» **Record set**:
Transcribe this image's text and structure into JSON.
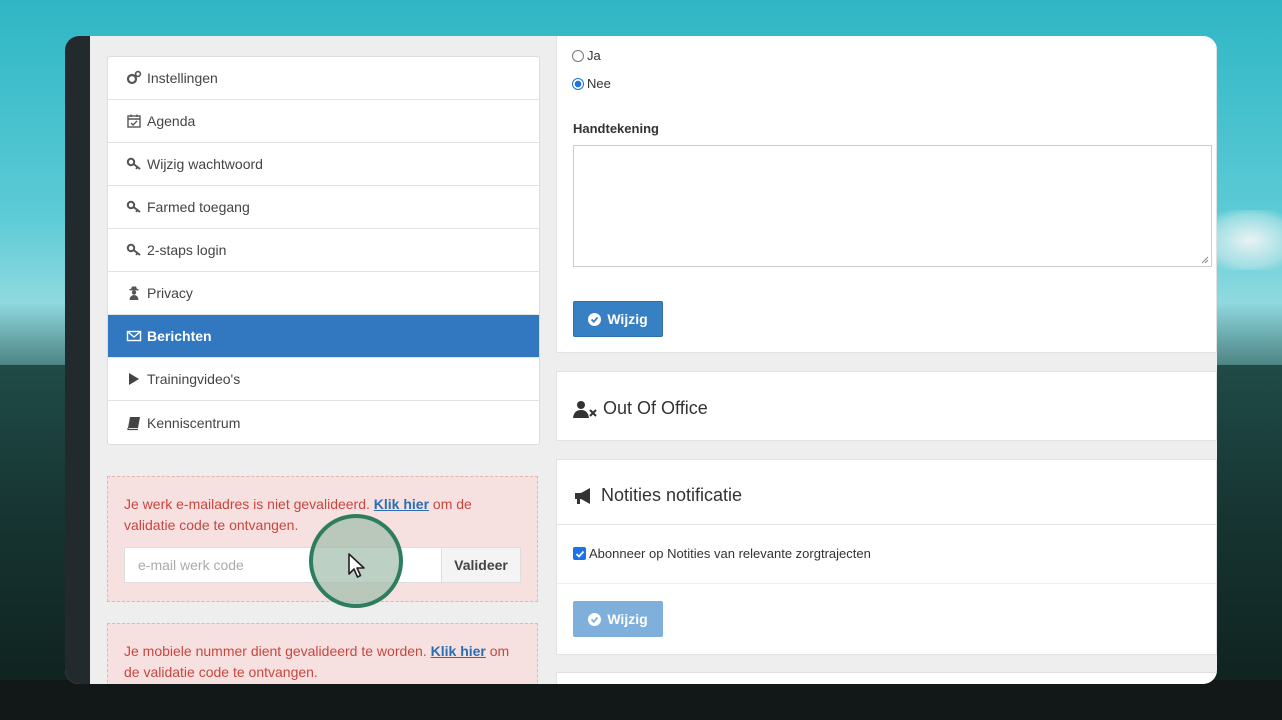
{
  "sidebar": {
    "items": [
      {
        "label": "Instellingen",
        "icon": "gears-icon"
      },
      {
        "label": "Agenda",
        "icon": "calendar-check-icon"
      },
      {
        "label": "Wijzig wachtwoord",
        "icon": "key-icon"
      },
      {
        "label": "Farmed toegang",
        "icon": "key-icon"
      },
      {
        "label": "2-staps login",
        "icon": "key-icon"
      },
      {
        "label": "Privacy",
        "icon": "user-secret-icon"
      },
      {
        "label": "Berichten",
        "icon": "envelope-icon",
        "active": true
      },
      {
        "label": "Trainingvideo's",
        "icon": "play-icon"
      },
      {
        "label": "Kenniscentrum",
        "icon": "book-icon"
      }
    ]
  },
  "email_alert": {
    "text_before": "Je werk e-mailadres is niet gevalideerd.",
    "link": "Klik hier",
    "text_after": "om de validatie code te ontvangen.",
    "input_placeholder": "e-mail werk code",
    "button": "Valideer"
  },
  "mobile_alert": {
    "text_before": "Je mobiele nummer dient gevalideerd te worden.",
    "link": "Klik hier",
    "text_after": "om de validatie code te ontvangen."
  },
  "top_panel": {
    "radio_options": [
      {
        "label": "Ja",
        "checked": false
      },
      {
        "label": "Nee",
        "checked": true
      }
    ],
    "signature_label": "Handtekening",
    "save_button": "Wijzig"
  },
  "ooo_panel": {
    "title": "Out Of Office"
  },
  "notif_panel": {
    "title": "Notities notificatie",
    "checkbox_label": "Abonneer op Notities van relevante zorgtrajecten",
    "checkbox_checked": true,
    "save_button": "Wijzig"
  },
  "colors": {
    "active_menu": "#3178c0",
    "primary_button": "#3880c4",
    "alert_text": "#c9463f",
    "alert_bg": "#f6e1e0",
    "cursor_ring": "#2e7d5e"
  }
}
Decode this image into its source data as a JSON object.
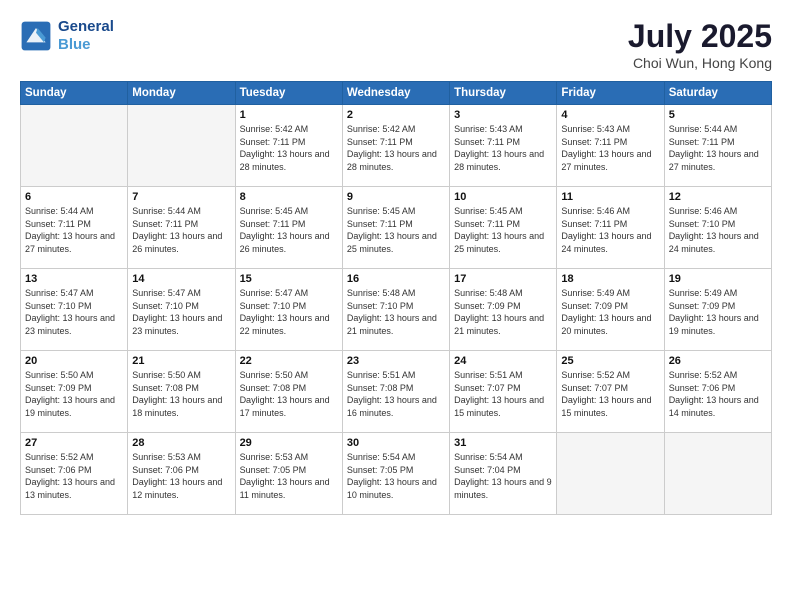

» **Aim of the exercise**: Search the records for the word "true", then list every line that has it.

» **Response box**:
        "active": true
        "checked": true
    "checkbox_checked": true,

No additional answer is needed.